Gavin Newsom’s 3-Week Stay-at-Home Order Will Affect Millions of Californians

Chairs are stacked on tables in the empty dining room of Maria's Italian Kitchen now closed due to the Covid-19 pandemic, on July 28, 2020, in Santa Monica, California. - Madelyn Alfano, 62, owner of Maria's Italian Kitchen, a restaurant chain in the Los Angeles area was forced to close …
VALERIE MACON/AFP via Getty Images

Democrat Gov. Gavin Newsom’s tightening coronavirus lockdown will affect millions of people across large swaths of California as a three-week stay-at-home order will be put in place based on the availability of intensive care treatment.

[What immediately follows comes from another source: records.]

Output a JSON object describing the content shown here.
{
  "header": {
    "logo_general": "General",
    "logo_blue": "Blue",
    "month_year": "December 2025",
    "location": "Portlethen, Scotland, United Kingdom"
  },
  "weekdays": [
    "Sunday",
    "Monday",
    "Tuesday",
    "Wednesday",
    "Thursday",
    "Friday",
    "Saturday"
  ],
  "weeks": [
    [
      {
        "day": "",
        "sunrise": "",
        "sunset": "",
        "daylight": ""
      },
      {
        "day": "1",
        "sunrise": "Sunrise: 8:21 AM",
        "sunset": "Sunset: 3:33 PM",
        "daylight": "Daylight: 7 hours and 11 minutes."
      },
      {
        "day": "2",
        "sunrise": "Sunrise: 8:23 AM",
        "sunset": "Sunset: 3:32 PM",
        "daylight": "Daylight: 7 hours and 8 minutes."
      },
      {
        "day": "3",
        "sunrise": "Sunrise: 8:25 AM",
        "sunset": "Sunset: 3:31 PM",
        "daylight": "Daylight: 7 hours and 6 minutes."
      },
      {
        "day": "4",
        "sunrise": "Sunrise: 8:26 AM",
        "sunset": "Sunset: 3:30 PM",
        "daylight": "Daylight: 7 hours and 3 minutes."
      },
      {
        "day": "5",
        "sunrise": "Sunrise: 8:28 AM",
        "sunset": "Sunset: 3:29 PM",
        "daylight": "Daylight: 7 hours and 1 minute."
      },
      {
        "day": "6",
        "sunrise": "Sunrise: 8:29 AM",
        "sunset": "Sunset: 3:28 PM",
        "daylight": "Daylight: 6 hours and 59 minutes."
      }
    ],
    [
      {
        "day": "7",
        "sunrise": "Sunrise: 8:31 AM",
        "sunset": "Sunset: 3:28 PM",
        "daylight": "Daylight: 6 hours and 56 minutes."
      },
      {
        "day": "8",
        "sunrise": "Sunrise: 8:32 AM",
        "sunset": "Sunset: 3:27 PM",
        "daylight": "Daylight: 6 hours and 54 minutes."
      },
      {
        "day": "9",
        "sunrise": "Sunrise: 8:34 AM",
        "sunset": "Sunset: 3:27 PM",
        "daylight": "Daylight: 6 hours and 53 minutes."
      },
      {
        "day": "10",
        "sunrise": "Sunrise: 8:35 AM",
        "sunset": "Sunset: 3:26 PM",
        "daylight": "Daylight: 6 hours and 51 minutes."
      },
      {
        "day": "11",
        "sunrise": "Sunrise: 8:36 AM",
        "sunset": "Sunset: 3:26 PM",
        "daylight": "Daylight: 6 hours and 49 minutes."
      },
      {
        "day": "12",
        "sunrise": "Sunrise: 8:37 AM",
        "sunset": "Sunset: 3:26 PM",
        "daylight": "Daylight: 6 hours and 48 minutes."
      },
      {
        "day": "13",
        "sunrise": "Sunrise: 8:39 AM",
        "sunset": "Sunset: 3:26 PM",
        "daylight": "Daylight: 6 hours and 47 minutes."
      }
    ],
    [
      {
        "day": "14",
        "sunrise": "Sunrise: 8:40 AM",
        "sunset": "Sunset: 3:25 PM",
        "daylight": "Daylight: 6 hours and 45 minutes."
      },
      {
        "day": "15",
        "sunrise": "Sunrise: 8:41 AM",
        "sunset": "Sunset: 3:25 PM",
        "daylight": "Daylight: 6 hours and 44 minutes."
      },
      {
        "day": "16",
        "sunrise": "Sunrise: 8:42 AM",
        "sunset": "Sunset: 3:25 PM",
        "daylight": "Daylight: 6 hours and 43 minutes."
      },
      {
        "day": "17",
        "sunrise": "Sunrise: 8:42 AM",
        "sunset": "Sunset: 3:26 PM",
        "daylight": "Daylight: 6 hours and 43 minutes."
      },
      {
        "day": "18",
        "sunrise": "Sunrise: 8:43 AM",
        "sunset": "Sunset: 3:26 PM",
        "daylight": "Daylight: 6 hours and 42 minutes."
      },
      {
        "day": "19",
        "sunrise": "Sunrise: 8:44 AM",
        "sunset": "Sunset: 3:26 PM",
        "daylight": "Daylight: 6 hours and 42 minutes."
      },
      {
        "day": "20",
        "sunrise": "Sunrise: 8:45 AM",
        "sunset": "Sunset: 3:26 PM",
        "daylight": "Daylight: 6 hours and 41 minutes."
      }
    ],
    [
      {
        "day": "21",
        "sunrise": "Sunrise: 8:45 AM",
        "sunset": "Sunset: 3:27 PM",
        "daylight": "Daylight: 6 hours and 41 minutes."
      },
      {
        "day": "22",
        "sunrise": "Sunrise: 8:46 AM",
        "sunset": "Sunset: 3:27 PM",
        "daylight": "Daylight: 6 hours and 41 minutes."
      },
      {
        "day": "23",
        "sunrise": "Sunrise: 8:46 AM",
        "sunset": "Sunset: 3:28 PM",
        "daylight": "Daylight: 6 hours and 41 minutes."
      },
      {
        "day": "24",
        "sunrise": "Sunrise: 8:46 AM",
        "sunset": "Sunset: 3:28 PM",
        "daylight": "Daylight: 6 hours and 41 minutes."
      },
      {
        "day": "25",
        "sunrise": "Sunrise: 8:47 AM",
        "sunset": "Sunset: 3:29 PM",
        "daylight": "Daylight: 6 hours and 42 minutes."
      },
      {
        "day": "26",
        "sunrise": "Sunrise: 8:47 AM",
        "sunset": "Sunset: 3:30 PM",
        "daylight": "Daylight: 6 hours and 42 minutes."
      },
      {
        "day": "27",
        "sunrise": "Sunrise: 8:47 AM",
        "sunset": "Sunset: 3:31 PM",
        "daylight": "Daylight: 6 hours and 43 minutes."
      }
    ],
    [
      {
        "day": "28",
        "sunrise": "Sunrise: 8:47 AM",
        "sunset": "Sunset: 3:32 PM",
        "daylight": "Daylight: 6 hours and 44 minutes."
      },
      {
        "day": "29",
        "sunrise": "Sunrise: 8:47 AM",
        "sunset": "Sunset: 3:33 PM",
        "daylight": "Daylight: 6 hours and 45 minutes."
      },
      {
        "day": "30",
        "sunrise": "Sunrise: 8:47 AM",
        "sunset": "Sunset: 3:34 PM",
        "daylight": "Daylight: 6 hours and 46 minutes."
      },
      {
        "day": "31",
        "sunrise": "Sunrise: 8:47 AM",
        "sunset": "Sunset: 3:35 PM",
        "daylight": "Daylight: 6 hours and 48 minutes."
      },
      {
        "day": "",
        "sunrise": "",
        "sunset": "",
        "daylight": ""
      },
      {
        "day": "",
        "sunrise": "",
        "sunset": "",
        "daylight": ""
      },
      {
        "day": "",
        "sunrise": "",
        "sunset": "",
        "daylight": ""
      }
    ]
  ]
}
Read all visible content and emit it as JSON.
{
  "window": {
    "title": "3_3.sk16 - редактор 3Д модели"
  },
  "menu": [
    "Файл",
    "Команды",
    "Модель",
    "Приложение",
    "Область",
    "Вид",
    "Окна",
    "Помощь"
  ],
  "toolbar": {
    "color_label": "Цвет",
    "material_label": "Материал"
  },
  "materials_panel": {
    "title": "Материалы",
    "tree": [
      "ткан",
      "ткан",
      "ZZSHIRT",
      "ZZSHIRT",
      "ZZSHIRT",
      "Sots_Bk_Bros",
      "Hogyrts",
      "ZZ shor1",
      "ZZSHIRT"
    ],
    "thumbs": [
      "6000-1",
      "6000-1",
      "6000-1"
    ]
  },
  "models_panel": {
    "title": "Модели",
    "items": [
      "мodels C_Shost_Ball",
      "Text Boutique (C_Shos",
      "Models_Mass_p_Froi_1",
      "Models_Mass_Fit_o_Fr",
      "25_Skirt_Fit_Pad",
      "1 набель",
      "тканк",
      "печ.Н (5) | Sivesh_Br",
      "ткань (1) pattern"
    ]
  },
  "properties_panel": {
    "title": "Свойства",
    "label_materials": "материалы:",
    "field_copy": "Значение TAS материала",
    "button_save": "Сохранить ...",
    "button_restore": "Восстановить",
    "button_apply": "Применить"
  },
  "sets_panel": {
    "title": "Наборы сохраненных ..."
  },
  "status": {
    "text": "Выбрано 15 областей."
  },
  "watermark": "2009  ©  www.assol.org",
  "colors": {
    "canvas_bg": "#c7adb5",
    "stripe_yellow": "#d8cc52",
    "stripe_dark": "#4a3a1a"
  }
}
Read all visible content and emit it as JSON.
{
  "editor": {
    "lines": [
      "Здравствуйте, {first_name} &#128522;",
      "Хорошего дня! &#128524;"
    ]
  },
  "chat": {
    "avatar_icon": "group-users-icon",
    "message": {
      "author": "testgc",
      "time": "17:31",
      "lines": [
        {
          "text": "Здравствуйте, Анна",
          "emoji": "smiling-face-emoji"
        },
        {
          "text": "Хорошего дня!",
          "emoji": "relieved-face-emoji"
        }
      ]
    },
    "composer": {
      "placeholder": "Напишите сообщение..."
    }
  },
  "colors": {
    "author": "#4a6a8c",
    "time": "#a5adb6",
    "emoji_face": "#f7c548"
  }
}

Newsom announced Thursday he was “pulling the emergency brake” in reaction to another surge of virus cases in the state, the daily average of new cases in California climbing above 15,000 in the past week.

“The bottom line is if we don’t act now, our hospital system will be overwhelmed,” Newsom said at a press conference. “If we don’t act now, we’ll continue to see a death rate climb, more lives lost.”

Newsom also claimed, even as law enforcement and local officials across the state are refusing to comply with orders already in place, there is “light at the end of this tunnel.”

The San Francisco Chronicle reported what is expected in the coming weeks: 

The orders, which do not immediately impact the Bay Area, will close personal care services such as hair and nail salons, playgrounds, bars and wineries, movie theaters, museums and zoos in places where fewer than 15 percent of intensive care unit beds are available across an entire region. ICU capacity will be tracked in five regions: Bay Area, rural Northern California, Greater Sacramento, San Joaquin Valley and Southern California, stretching from San Luis Obispo to the Mexican border.

Retailers, grocery stores and other businesses in those regions that are allowed to remain open will have to operate at 20 percent capacity, and restaurants will be able to offer only takeout or delivery. No outdoor or indoor dining will be allowed. Schools that have received a waiver to reopen can continue to offer in-person classes.

The orders will remain in effect for at least three weeks after the state imposes them and can be lifted only if the available ICU capacity in the region is projected to rise above 15 percent again within four weeks after that. At that point, counties in the region will return to one of the state’s current color tiers, with associated restrictions, based on their individual case rates. The state is also reinstating a ban on all nonessential travel statewide, a move intended to reduce mixing between households and discourage family gatherings ahead of the holidays. It includes an exemption for outdoor exercise.

“Los Angeles County and the city of Los Angeles adopted their own modified stay-at-home orders this week, largely prohibiting people from gathering outside their immediate households but allowing retail businesses, parks, beaches, golf courses and tennis courts to remain open,” the Chronicle reported. “Republican leaders immediately slammed the new order as excessively harsh and questioned the scientific rationale behind the move.”

“Gov. Newsom continues to disrupt life as we know it without releasing the full data behind his decisions or showing the impact his actions are having on our lives,” State Senate Republican Leader Shannon Grove of Bakersfield said in a statement. “The governor owes the state leadership that is committed to transparency and accountability.”

Follow Penny Starr on Twitter or send news tips to


Please let us know if you're having issues with commenting.